So far, this article has investigated only whether or not the profits earned by spread bettors are taxable.
But what about losses? In some circumstances, losses made through trading can be treated as tax-deductible – which means that they can be offset (hedged) against other taxable profits made in other ways, bringing down the overall tax liability of the individual.
It is not, however, the case that spread betting losses can be used in this way. So while tax efficiency is the order of the day when it comes to profitable returns, a trader can’t bank on their spread betting losses being used to reduce the overall amount of tax they owe.
A useful tip for offsetting taxes on other trading products is to keep a journal. This will help collate key figures and information that can be used when filling in your tax return at the end of the year.
Individual – And Changing – Circumstances
Currently, the situation for most traders is that spread betting is quite tax-efficient. But there are two important notes of caution.
The first is that, as with almost all taxes, the individual’s circumstances are relevant alongside the wider tax rules. As the point about income tax above demonstrates, whether a person is using spread betting to generate a full-time salary versus part-time speculation varies.
Also, a quick 10 percent monthly yield can easily become vatable if the valuation of your earnings bypasses the income limits set in your region. So tax-free spread betting might not be a long-term solution. As a result, it is important for anyone who is spread betting to seek independent advice from a qualified tax professional before they proceed with gambling on an online platform or exchange.
Secondly, traders should keep an eye on any changes to the government’s approach to spread betting tax treatment. Just because capital gains tax, for example, is not levied on profits right now, does not mean that it never will be. This could change in 90 days, 6 months, per year, or even in 5 years’ time.
Finally, it is the responsibility of the taxpayer to check whether or not rules apply to them, so it may be worth periodically doing some research and keeping an eye on annual tax and budget announcements.
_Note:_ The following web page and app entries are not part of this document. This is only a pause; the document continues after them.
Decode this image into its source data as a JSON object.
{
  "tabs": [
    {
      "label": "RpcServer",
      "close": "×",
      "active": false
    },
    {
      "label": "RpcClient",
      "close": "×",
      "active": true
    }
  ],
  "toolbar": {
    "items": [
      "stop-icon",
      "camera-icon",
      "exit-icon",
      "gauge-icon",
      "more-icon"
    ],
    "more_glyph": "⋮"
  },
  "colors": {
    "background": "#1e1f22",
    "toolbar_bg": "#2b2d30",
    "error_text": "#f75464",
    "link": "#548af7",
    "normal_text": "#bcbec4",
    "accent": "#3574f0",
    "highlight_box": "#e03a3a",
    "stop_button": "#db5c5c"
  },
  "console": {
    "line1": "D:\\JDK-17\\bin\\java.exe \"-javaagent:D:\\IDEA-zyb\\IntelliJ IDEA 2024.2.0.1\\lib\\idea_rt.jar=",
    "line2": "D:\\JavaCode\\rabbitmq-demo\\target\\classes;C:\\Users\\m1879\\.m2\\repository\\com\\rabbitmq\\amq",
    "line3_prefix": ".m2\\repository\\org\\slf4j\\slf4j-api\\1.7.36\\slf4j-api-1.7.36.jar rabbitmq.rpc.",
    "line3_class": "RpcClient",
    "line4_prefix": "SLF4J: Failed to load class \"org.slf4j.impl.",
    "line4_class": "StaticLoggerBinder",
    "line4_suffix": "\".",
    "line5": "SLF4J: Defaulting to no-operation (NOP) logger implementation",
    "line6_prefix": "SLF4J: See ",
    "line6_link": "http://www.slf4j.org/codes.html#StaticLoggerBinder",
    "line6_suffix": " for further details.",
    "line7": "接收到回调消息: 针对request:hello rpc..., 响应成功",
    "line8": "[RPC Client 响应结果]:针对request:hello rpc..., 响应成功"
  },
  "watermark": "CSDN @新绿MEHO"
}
Is Spread Betting Tax Free?
Spread betting is a great choice for many traders, not least because profits are usually treated as gambling returns and therefore do not incur a tax liability. With that said, the circumstances of each individual make it prudent to check with a professional tax advisor early on. Also, there is no guarantee that tax laws won’t change in the future.
But to answer the key question: is spread betting tax-free? The answer is yes for the majority of individuals.
Do You Have To Pay Income Tax On Spread Betting?
If you don’t rely on profits from spread betting as a primary source of income, it is usually considered gambling and doesn’t give rise to a tax liability. However, you may need to check with an accountant for the exact laws applicable in your region and to your circumstances.
Why Is Spread Betting Tax Free?
Spread betting is normally considered gambling, so if you don’t make enough for it to constitute a significant source of income, it is usually a non-taxable way of speculating on popular financial markets. With that said, the rules vary globally, from England and Jersey to Australia.
Is Forex Spread Betting Tax Free?
Spread betting on currency is usually tax free. This is also the case when spread bets are placed on other markets, such as cryptos and bonds. Note, this is different to the traditional buying and selling of stocks, for example, where individuals get paid dividends and may need to pay tax.
What Countries Is Spread Betting Tax Free?
Spread betting is legitimate and not taxable in the UK and Ireland – profits are free from tax liabilities. This means local tax authorities, such as HMRC, do not ask for a proportion of your winnings. With that said, keep up with the latest regulations regarding this type of gambling because laws can change. Also contact an accountant if you are unsure whether you owe tax on spread betting profits.
Is Spread Betting Legal?
Spread betting is legal in several countries, including the UK and Ireland. However, the financial product is banned in other regions, including South Africa, Canada, Zambia, Zimbabwe, the US, Germany, France and Japan. Here, investors will need to use other instruments such as CFDs, futures, and options.